How Pearl Harbor Is Taught In Japanese Schools

Have you ever wondered how the Pearl Harbor attacks are taught in Japan? What do Japanese students really learn about Pearl Harbor, anyway? It's a fascinating topic of conversation, frequently presented to the international community over at Reddit, among other online forums. 

Below are a few firsthand accounts - as well as a few accounts from teachers - about how the Pearl Harbor attacks are handled in Japanese schools. As Redditor /u/ywja notes, Japan is not a monolith, meaning this or any other brief account is by no means what "the Japanese" think or feel about the topic. Nonetheless, it's fascinating to hear firsthand how the topic is covered.

Photo: U.S. Navy / Wikimedia / Public Domain

  • The 'Why?' Is Glossed Over

    The 'Why?' Is Glossed Over
    Photo: U.S. Navy / Wikimedia Commons / Public Domain

    University student Mayako Shibata told McClatchyDC in 2014 that she doesn't recall any classes that mentioned why the Japanese actually attacked Pearl Harbor. She did recall being told, however, that some members of the government opposed the decision.

    The article goes on to say that, when Pearl Harbor was mentioned in the classroom, it was to situate the attack, which "involved more than 300 aircraft, two bombing waves and six aircraft carriers," in a context that served to downplay the event in relation to WWII more broadly.


  • A Preemptive Strike Was The Only Option

    A Preemptive Strike Was The Only Option
    Photo: U.S. Navy / Wikimedia Commons / Public Domain

    Japanese Redditor /u/Karmago related this lesson in 2014:

    External pressures placed upon Japan by the US such as the formation of the ABCD line (American, British, Chinese, Dutch) as well as the trade and resource embargoes that the US imposed on Japan were seen as acts of aggression. This led Japanese military leaders to believe that there was no other option but to launch a preemptive strike on the US.

  • It's Part of A Much Larger Picture

    It's Part of A Much Larger Picture
    Photo: U.S. Navy / Wikimedia Commons / Public Domain

    Japanese Redditor /u/ywja shares the role of the Pearl Harbor attack in Japanese lessons on WWII:

    Japan had been fighting the Second Sino-Japanese War since 1937. Of course Pearl Harbor was a huge event.
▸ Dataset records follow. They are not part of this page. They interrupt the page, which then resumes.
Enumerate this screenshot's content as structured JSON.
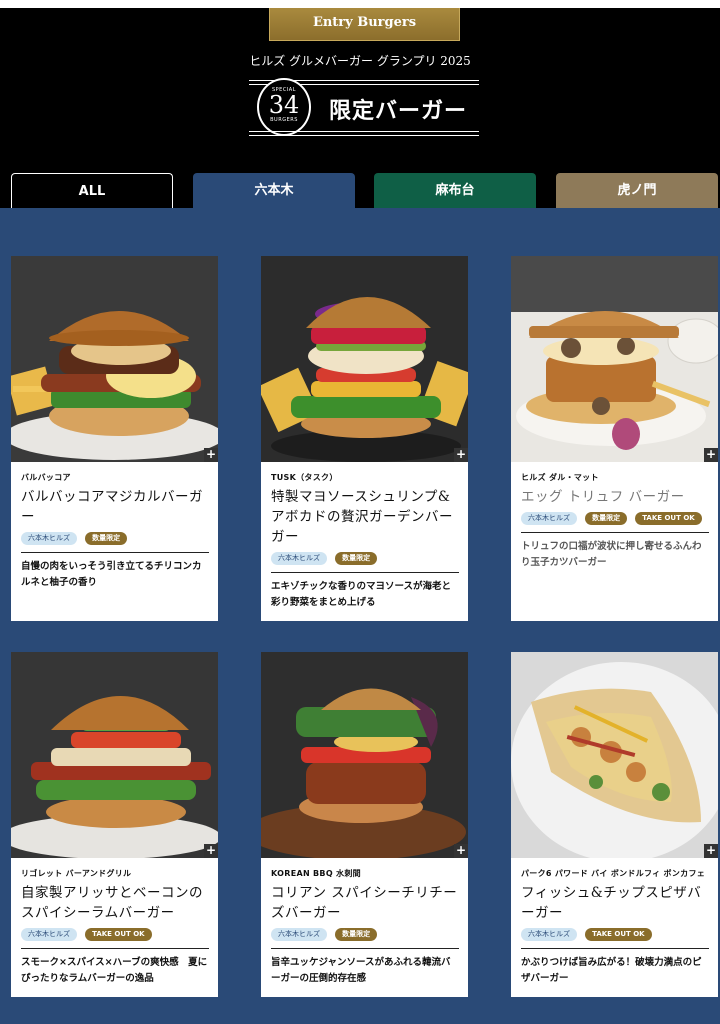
{
  "header": {
    "entry_label": "Entry Burgers",
    "grand_prix": "ヒルズ グルメバーガー グランプリ 2025",
    "badge_top": "SPECIAL",
    "badge_number": "34",
    "badge_bottom": "BURGERS",
    "title": "限定バーガー"
  },
  "tabs": [
    {
      "label": "ALL"
    },
    {
      "label": "六本木"
    },
    {
      "label": "麻布台"
    },
    {
      "label": "虎ノ門"
    }
  ],
  "cards": [
    {
      "restaurant": "バルバッコア",
      "name": "バルバッコアマジカルバーガー",
      "tags": [
        "六本木ヒルズ",
        "数量限定"
      ],
      "description": "自慢の肉をいっそう引き立てるチリコンカルネと柚子の香り",
      "image": "burger-with-bacon-and-fries"
    },
    {
      "restaurant": "TUSK（タスク）",
      "name": "特製マヨソースシュリンプ&アボカドの贅沢ガーデンバーガー",
      "tags": [
        "六本木ヒルズ",
        "数量限定"
      ],
      "description": "エキゾチックな香りのマヨソースが海老と彩り野菜をまとめ上げる",
      "image": "shrimp-avocado-burger"
    },
    {
      "restaurant": "ヒルズ ダル・マット",
      "name": "エッグ トリュフ バーガー",
      "tags": [
        "六本木ヒルズ",
        "数量限定",
        "TAKE OUT OK"
      ],
      "description": "トリュフの口福が波状に押し寄せるふんわり玉子カツバーガー",
      "image": "truffle-egg-burger"
    },
    {
      "restaurant": "リゴレット バーアンドグリル",
      "name": "自家製アリッサとベーコンのスパイシーラムバーガー",
      "tags": [
        "六本木ヒルズ",
        "TAKE OUT OK"
      ],
      "description": "スモーク×スパイス×ハーブの爽快感　夏にぴったりなラムバーガーの逸品",
      "image": "spicy-lamb-burger"
    },
    {
      "restaurant": "KOREAN BBQ 水刺間",
      "name": "コリアン スパイシーチリチーズバーガー",
      "tags": [
        "六本木ヒルズ",
        "数量限定"
      ],
      "description": "旨辛ユッケジャンソースがあふれる韓流バーガーの圧倒的存在感",
      "image": "korean-chili-cheese-burger"
    },
    {
      "restaurant": "パーク6 パワード バイ ボンドルフィ ボンカフェ",
      "name": "フィッシュ&チップスピザバーガー",
      "tags": [
        "六本木ヒルズ",
        "TAKE OUT OK"
      ],
      "description": "かぶりつけば旨み広がる！破壊力満点のピザバーガー",
      "image": "fish-pizza-burger"
    }
  ]
}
But in order to understand the Far East situation at that time, one needs to go back to 1937, or to the Manchurian Incident in 1931, or even further. This is the standard narrative, and the clash with the US is sort of the final stage of the war. That may be one of the reasons why Japanese don't put so much emphasis on Pearl Harbor. It's not an event that symbolizes the whole experience.

  • It's 'Less Than A Paragraph'

    It's 'Less Than A Paragraph'
    Photo: US Navy / Wikimedia Commons / Public Domain

    From Japanese Redditor /u/Centricflow:

    The attack on Pearl Harbor was taught less than a paragraph (from the textbook in 2002). Just stating the event, when, where, and why briefly. And then they had the black and white picture of U.S.S. Arizona surrounded in black smoke, tilted sideways, and sinking in the ocean.

  • It's All About The Oil

    It's All About The Oil
    Photo: US Navy / Wikimedia Commons / Public Domain

    Redditor /u/kylejn says a Japanese high school history class taught the following:

    We didn't talk about Pearl Harbor specifically but the war in general. In a nutshell, the Japanese believed that the three superpowers in the world were going to boil down to the Soviet Union, the United States, and Japan. When the US cut off oil shipments, Japan figured that they would need to attack and needed to do it sooner rather than later. Hence, Pearl Harbor and Japan's attack on the United States.

  • Consequences Are In The Spotlight

    Consequences Are In The Spotlight
    Photo: U.S. National Archives and Records Administration / Wikimedia Commons / Public Domain

    Redditor /u/tophmcmasterson gives some perspective from behind the desk:

    I'm an English teacher at a public JHS and elementary schools in Japan, and the emphasis is definitely more on the bombs and the consequences of war and why it should be avoided.